## Exercise aim
Identify, in the records below, every line where the string "screen" appears, and copy each such line.

(Collection entries)
Start of Block

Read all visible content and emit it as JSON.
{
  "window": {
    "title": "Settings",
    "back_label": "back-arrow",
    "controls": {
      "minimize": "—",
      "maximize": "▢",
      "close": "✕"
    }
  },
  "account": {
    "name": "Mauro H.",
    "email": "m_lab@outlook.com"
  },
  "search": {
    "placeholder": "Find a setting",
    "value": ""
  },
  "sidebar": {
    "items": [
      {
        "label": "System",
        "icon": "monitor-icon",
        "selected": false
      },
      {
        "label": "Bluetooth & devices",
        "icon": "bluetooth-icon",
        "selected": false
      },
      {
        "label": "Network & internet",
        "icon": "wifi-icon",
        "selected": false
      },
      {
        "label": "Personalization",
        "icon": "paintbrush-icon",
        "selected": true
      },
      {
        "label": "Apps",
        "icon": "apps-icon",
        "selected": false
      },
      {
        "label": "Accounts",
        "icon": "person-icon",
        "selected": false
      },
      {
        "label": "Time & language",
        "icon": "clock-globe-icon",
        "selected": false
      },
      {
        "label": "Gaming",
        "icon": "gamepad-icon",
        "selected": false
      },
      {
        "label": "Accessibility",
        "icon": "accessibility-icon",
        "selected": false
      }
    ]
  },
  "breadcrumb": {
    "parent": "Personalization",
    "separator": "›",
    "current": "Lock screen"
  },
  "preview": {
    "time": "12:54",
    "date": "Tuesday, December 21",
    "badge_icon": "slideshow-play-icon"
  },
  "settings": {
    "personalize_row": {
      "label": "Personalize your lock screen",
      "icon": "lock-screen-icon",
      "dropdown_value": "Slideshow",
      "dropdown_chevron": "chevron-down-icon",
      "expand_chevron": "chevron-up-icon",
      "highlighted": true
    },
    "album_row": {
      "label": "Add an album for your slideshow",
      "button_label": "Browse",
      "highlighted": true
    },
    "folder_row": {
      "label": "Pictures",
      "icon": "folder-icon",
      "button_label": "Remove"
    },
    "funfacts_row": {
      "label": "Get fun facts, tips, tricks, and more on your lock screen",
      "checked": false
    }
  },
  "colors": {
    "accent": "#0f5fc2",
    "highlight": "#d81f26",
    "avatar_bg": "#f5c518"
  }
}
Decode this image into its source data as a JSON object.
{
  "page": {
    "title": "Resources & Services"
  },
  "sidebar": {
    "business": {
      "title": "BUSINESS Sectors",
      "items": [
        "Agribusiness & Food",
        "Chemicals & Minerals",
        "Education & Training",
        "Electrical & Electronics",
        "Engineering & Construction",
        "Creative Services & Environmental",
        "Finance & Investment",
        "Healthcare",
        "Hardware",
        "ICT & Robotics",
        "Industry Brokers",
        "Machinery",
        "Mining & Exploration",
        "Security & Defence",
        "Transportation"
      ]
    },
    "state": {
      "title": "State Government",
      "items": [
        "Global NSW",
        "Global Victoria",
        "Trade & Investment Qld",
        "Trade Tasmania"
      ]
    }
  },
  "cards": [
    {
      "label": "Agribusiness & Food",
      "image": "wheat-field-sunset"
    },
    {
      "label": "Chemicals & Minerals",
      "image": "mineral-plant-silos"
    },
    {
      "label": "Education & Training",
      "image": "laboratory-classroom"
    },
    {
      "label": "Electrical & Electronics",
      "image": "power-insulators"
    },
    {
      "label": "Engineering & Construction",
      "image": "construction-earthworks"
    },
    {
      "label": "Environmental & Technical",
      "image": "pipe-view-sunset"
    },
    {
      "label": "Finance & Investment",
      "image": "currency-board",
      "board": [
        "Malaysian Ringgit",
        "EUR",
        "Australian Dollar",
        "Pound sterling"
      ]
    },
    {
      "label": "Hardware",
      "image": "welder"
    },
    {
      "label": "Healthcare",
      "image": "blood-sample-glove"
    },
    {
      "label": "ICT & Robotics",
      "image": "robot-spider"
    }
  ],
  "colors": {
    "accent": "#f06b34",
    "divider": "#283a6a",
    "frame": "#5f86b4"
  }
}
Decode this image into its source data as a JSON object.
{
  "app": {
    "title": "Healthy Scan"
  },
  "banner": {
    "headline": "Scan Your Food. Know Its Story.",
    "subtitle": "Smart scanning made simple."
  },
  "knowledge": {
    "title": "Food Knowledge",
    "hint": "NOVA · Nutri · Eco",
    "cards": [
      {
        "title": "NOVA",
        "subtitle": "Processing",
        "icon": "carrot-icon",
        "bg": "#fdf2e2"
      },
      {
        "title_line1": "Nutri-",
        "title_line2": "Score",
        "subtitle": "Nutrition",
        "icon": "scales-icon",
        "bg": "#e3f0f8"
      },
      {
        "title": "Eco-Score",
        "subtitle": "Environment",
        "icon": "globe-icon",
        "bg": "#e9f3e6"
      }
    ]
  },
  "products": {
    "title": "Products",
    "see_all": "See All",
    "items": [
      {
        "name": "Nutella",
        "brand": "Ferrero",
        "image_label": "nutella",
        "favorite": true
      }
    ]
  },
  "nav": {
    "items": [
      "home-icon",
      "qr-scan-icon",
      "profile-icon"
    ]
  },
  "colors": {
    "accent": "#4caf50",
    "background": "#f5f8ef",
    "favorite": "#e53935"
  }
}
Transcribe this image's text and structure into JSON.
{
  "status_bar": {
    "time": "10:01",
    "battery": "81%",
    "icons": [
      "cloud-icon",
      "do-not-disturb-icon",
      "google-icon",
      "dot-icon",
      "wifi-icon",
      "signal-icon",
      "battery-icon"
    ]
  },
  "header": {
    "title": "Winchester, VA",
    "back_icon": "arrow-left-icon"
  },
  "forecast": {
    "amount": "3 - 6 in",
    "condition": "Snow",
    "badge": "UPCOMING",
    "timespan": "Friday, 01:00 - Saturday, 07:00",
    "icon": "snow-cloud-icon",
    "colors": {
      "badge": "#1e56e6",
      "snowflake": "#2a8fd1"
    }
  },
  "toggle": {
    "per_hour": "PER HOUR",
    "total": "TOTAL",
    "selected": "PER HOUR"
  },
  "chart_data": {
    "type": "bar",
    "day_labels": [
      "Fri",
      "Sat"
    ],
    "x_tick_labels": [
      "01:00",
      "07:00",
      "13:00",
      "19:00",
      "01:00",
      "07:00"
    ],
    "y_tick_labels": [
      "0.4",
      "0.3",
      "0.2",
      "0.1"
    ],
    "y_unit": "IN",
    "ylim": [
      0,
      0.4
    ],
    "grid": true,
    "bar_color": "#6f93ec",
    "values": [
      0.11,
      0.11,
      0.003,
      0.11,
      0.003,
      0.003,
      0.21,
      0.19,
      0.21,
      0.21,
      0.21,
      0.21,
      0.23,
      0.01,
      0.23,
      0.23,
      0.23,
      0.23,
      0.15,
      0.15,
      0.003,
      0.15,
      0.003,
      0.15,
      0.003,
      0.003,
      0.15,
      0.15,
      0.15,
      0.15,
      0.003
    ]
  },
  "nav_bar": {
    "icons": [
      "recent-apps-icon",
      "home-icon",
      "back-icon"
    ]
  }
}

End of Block

## Answer to the exercise
    "current": "Lock screen"
      "label": "Personalize your lock screen",
      "icon": "lock-screen-icon",
      "label": "Get fun facts, tips, tricks, and more on your lock screen",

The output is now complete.